··· Extracted material ···
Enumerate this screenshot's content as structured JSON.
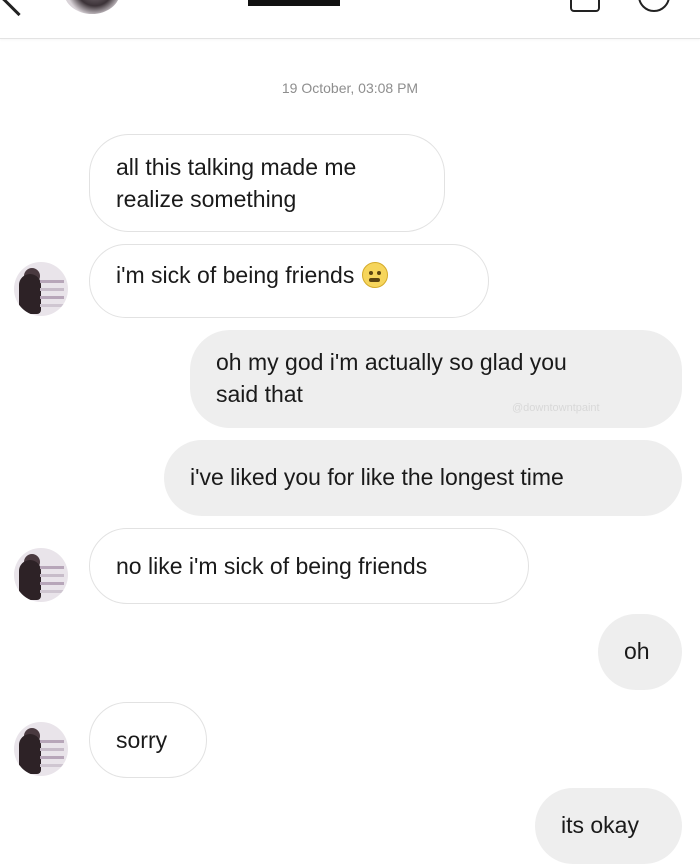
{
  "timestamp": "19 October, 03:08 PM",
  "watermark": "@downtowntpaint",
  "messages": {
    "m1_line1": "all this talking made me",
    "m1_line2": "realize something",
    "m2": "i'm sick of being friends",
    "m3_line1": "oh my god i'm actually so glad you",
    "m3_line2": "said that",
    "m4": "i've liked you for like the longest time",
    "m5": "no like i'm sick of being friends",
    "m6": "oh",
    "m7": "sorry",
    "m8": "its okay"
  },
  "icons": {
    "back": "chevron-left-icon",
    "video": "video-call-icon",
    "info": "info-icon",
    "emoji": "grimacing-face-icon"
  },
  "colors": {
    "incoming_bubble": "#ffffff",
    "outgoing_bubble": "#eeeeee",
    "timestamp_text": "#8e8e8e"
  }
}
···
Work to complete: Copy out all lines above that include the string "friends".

Response area:
    "m2": "i'm sick of being friends",
    "m5": "no like i'm sick of being friends",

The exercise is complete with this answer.